▶ **WORK REQUIRED**
A copy is needed of each line in the records that has the word "Bolin".

▶ **EXERCISE MATERIALS**
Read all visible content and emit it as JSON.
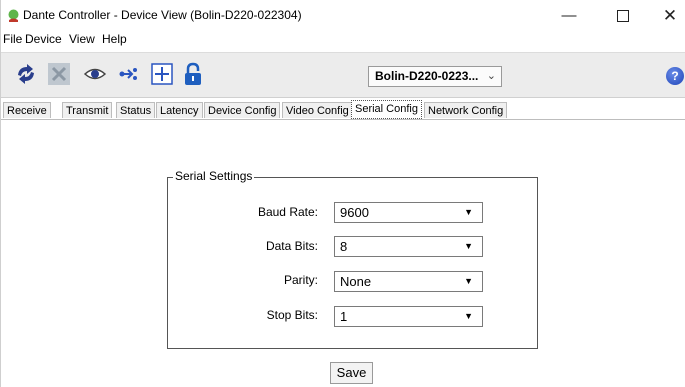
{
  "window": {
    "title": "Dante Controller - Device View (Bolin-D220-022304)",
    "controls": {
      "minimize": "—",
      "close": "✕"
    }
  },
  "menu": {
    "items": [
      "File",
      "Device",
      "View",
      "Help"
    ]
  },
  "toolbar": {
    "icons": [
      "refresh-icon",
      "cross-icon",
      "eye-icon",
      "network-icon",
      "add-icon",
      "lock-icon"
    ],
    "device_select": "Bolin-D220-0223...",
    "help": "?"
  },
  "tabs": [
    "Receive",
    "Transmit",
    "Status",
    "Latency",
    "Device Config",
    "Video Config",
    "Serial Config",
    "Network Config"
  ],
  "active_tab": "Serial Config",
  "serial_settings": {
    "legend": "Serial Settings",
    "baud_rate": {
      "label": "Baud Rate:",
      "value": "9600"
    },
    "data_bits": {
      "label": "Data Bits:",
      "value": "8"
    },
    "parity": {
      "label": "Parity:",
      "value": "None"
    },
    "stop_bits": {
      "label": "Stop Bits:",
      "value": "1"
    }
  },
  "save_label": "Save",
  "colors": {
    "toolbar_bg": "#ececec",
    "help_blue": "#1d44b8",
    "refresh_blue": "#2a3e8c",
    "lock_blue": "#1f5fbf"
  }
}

▶ **SOLUTION FOR THIS EXERCISE**
    "title": "Dante Controller - Device View (Bolin-D220-022304)",
    "device_select": "Bolin-D220-0223...",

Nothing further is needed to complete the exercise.